Of PNC Infratech’s Rs.110 billion outstanding order book, some projects are either in execution mode or have achieved financial closure. Its big projects that are underway include Mumbai-Nagpur Expressway, Purvanchal Expressway Package V among others. In fact, the company has received about Rs.940 million as bonus from the UP government for early completion of sections of two expressways since FY18. They also expect to receive Rs.145 million as early completion bonus for Aligarh-Moradabad Highway Project in Q3FY20. “The regular receipt of early completion bonuses speaks about their execution capability,” says Deora. 

The UP-based company focuses on its key region, playing to its strength, which analysts believe is an added advantage. “If a company such as PNC Infratech, which is based in the North, picks up a project in the South, it becomes very difficult for them to navigate local challenges like getting approval from authorities, labour and local politicians. The management team has to understand these nuances to have a good execution record. So, sticking to one’s geography has its advantages,” says Khurana. 

The other safe-bet infra company that is also based in the northern region and operates across six states is HG Infra. Its key projects include Hapur-Moradabad and Delhi-Vadodara Package IV. Analysts expect its order book of Rs.62 billion to be in execution mode by next quarter of FY20. That should translate into revenue growth of 25-30% for the fiscal year. According to the company, its execution strategy is based on favourable project selection, clarity on margins, responsible bidding and competent resource deployment. 

Khurana points out that PNC Infra and HG Infra have better revenue visibility as they have a stronger order book-to-revenue ratio compared to their peers (See: Smooth operator). While PNC Infratech’s FY19 order book-revenue ratio stands at 3.9x, HG Infra’s is at 3.1x. In comparison, their peers such as Sadbhav Engineering and KNR Constructions have order book-to-revenue ratio of 2.7x and 2.5x respectively. The inability of weaker road construction companies to bid also gives them the opportunity to grab market share.

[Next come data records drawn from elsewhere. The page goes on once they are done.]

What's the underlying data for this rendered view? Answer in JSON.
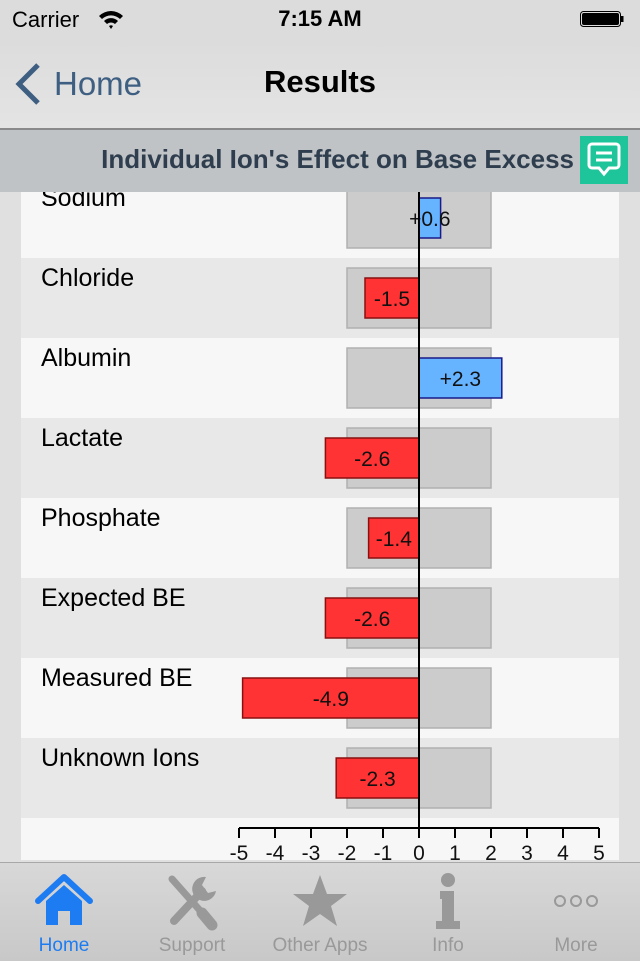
{
  "status_bar": {
    "carrier": "Carrier",
    "time": "7:15 AM"
  },
  "nav": {
    "back_label": "Home",
    "title": "Results"
  },
  "section": {
    "title": "Individual Ion's Effect on Base Excess",
    "comment_icon": "comment-icon"
  },
  "colors": {
    "negative": "#ff3333",
    "positive": "#66b3ff",
    "range": "#cccccc",
    "accent": "#1e7cf2",
    "comment": "#1ec49a"
  },
  "chart_data": {
    "type": "bar",
    "orientation": "horizontal",
    "title": "Individual Ion's Effect on Base Excess",
    "categories": [
      "Sodium",
      "Chloride",
      "Albumin",
      "Lactate",
      "Phosphate",
      "Expected BE",
      "Measured BE",
      "Unknown Ions"
    ],
    "values": [
      0.6,
      -1.5,
      2.3,
      -2.6,
      -1.4,
      -2.6,
      -4.9,
      -2.3
    ],
    "value_labels": [
      "+0.6",
      "-1.5",
      "+2.3",
      "-2.6",
      "-1.4",
      "-2.6",
      "-4.9",
      "-2.3"
    ],
    "normal_range": [
      -2,
      2
    ],
    "xlim": [
      -5,
      5
    ],
    "x_ticks": [
      "-5",
      "-4",
      "-3",
      "-2",
      "-1",
      "0",
      "1",
      "2",
      "3",
      "4",
      "5"
    ],
    "xlabel": "",
    "ylabel": "",
    "grid": false
  },
  "tabs": [
    {
      "label": "Home",
      "icon": "home-icon",
      "active": true
    },
    {
      "label": "Support",
      "icon": "tools-icon",
      "active": false
    },
    {
      "label": "Other Apps",
      "icon": "star-icon",
      "active": false
    },
    {
      "label": "Info",
      "icon": "info-icon",
      "active": false
    },
    {
      "label": "More",
      "icon": "more-icon",
      "active": false
    }
  ]
}
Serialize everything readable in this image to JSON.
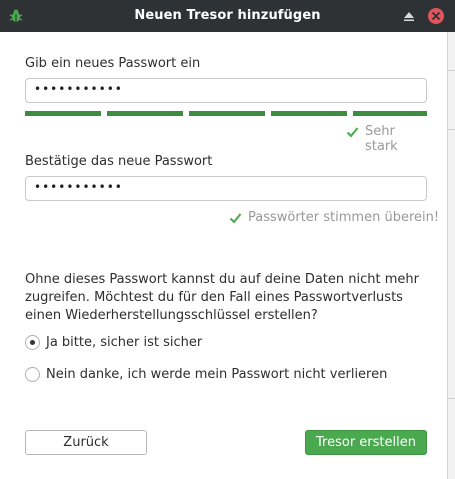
{
  "window": {
    "title": "Neuen Tresor hinzufügen",
    "app_icon": "bug-icon",
    "controls": [
      "maximize-icon",
      "close-icon"
    ]
  },
  "password": {
    "label": "Gib ein neues Passwort ein",
    "value": "•••••••••••",
    "strength_segments_filled": 5,
    "strength_segments_total": 5,
    "strength_text": "Sehr stark",
    "strength_color": "#3d8c3f"
  },
  "confirm": {
    "label": "Bestätige das neue Passwort",
    "value": "•••••••••••",
    "match_text": "Passwörter stimmen überein!"
  },
  "recovery": {
    "description": "Ohne dieses Passwort kannst du auf deine Daten nicht mehr zugreifen. Möchtest du für den Fall eines Passwortverlusts einen Wiederherstellungsschlüssel erstellen?",
    "option_yes": "Ja bitte, sicher ist sicher",
    "option_no": "Nein danke, ich werde mein Passwort nicht verlieren",
    "selected": "yes"
  },
  "buttons": {
    "back": "Zurück",
    "create": "Tresor erstellen"
  },
  "colors": {
    "titlebar": "#2f3234",
    "accent_green": "#4aa84f",
    "close_red": "#e1555d"
  }
}
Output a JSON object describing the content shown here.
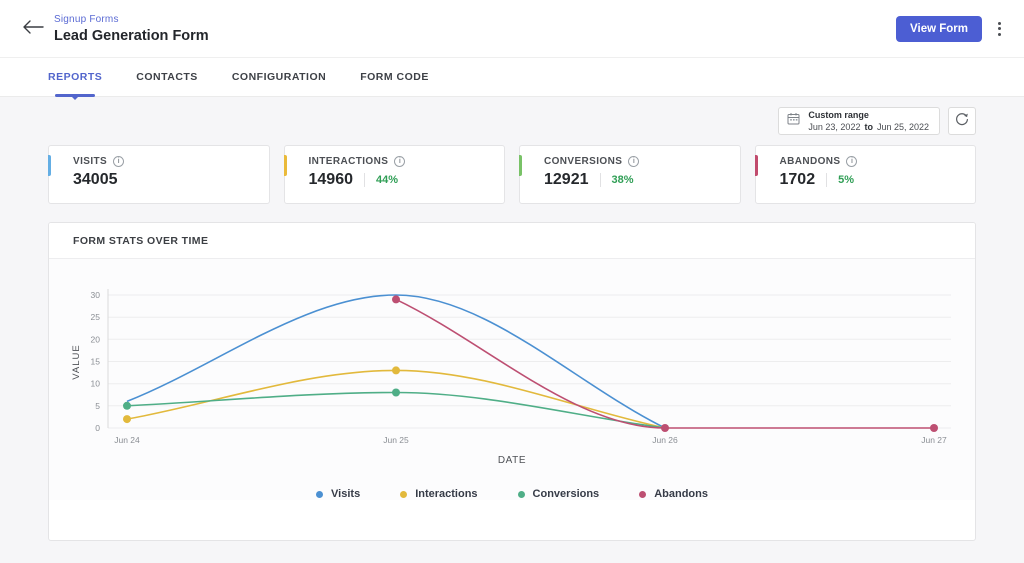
{
  "header": {
    "breadcrumb": "Signup Forms",
    "title": "Lead Generation Form",
    "view_form_button": "View Form"
  },
  "tabs": [
    {
      "label": "REPORTS",
      "active": true
    },
    {
      "label": "CONTACTS",
      "active": false
    },
    {
      "label": "CONFIGURATION",
      "active": false
    },
    {
      "label": "FORM CODE",
      "active": false
    }
  ],
  "toolbar": {
    "range_label": "Custom range",
    "range_start": "Jun 23, 2022",
    "range_separator": "to",
    "range_end": "Jun 25, 2022"
  },
  "stats": [
    {
      "label": "VISITS",
      "value": "34005",
      "percent": null,
      "accent": "#64aee4"
    },
    {
      "label": "INTERACTIONS",
      "value": "14960",
      "percent": "44%",
      "accent": "#eaba3a"
    },
    {
      "label": "CONVERSIONS",
      "value": "12921",
      "percent": "38%",
      "accent": "#79c267"
    },
    {
      "label": "ABANDONS",
      "value": "1702",
      "percent": "5%",
      "accent": "#c14b6d"
    }
  ],
  "icons": {
    "back": "left-arrow",
    "menu": "kebab-vertical-dots",
    "calendar": "calendar",
    "refresh": "circular-arrow",
    "info": "info-circle"
  },
  "colors": {
    "brand_button": "#4c5ed3",
    "tab_active": "#5265cc",
    "percent_green": "#2f9e55",
    "page_background": "#f6f6f8"
  },
  "chart_data": {
    "type": "line",
    "title": "FORM STATS OVER TIME",
    "xlabel": "DATE",
    "ylabel": "VALUE",
    "categories": [
      "Jun 24",
      "Jun 25",
      "Jun 26",
      "Jun 27"
    ],
    "ylim": [
      0,
      30
    ],
    "yticks": [
      0,
      5,
      10,
      15,
      20,
      25,
      30
    ],
    "grid": true,
    "legend_position": "bottom",
    "series": [
      {
        "name": "Visits",
        "color": "#4b90d2",
        "values": [
          6,
          30,
          0,
          null
        ],
        "markers": [
          false,
          false,
          false,
          false
        ]
      },
      {
        "name": "Interactions",
        "color": "#e2b93c",
        "values": [
          2,
          13,
          0,
          null
        ],
        "markers": [
          true,
          true,
          false,
          false
        ]
      },
      {
        "name": "Conversions",
        "color": "#4fae87",
        "values": [
          5,
          8,
          0,
          null
        ],
        "markers": [
          true,
          true,
          false,
          false
        ]
      },
      {
        "name": "Abandons",
        "color": "#bd4f72",
        "values": [
          null,
          29,
          0,
          0
        ],
        "markers": [
          false,
          true,
          true,
          true
        ]
      }
    ]
  }
}
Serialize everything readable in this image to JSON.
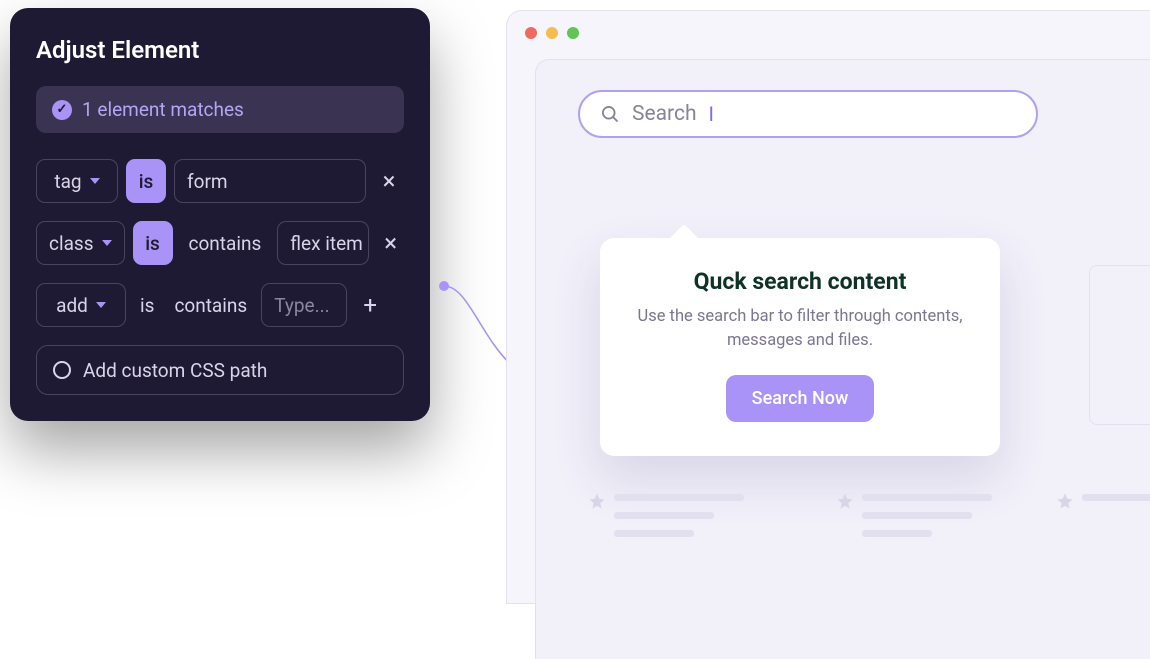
{
  "panel": {
    "title": "Adjust Element",
    "match_status": "1 element matches",
    "rules": [
      {
        "attr": "tag",
        "op": "is",
        "op_style": "solid",
        "match": null,
        "value": "form",
        "action": "remove"
      },
      {
        "attr": "class",
        "op": "is",
        "op_style": "solid",
        "match": "contains",
        "value": "flex item",
        "action": "remove"
      },
      {
        "attr": "add",
        "op": "is",
        "op_style": "plain",
        "match": "contains",
        "value": "Type...",
        "action": "add"
      }
    ],
    "custom_label": "Add custom CSS path"
  },
  "browser": {
    "search_placeholder": "Search",
    "popover": {
      "title": "Quck search content",
      "desc": "Use the search bar to filter through contents, messages and files.",
      "button": "Search Now"
    }
  }
}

Apart from the strong backlog of orders, rate cuts by the RBI will also give these players a much-needed breather from the liquidity crunch. Analysts state that the benefits of rate cuts have not yet been passed on to companies. “While the RBI has been cutting rates quite aggressively, bankers haven’t passed it on. You will see this happening very actively over the next year,” Khurana is optimistic. He estimates that banks could cut 100 basis points over the next two to three quarters, which will give significant operating leverage to the companies. 

That does not mean these companies are completely shielded from macro setbacks. Analysts believe there is lack of revenue visibility post FY21, mostly due to uncertainty around NHAI’s ability to fund projects. “NHAI doesn’t have the capability to fund massive projects. If the awarding for this year is around 4,500 km, then it will give revenue visibility for FY21. But how will they place orders in FY21? For that they will have to monetise some assets,” says Khurana. He adds that NHAI had a separate allocation in the budget, which has also been merged with the general budget allocations, restricting the leeway it had.

But for now, both PNC Infratech and HG Infra offer a mix of strong fundamentals and attractive valuation. While the former currently trades at FY21 estimated P/E of 12x, the latter trades at 7x. This, despite revenue growth estimates of 37% and 23% CAGR between FY19 and FY21 respectively. Moreover, PNC Infratech’s debt-equity ratio is very low at 0.1x. HG Infra, on the other hand, has a debt to equity ratio of 0.5x.

While the road ahead for the sector is most likely to be rocky, companies with robust operating cash flow generation and low leverage will emerge as winners. For now, PNC Infratech and HG Infra with relatively low net debt, strong execution and cash generation could ensure a smooth ride for investors.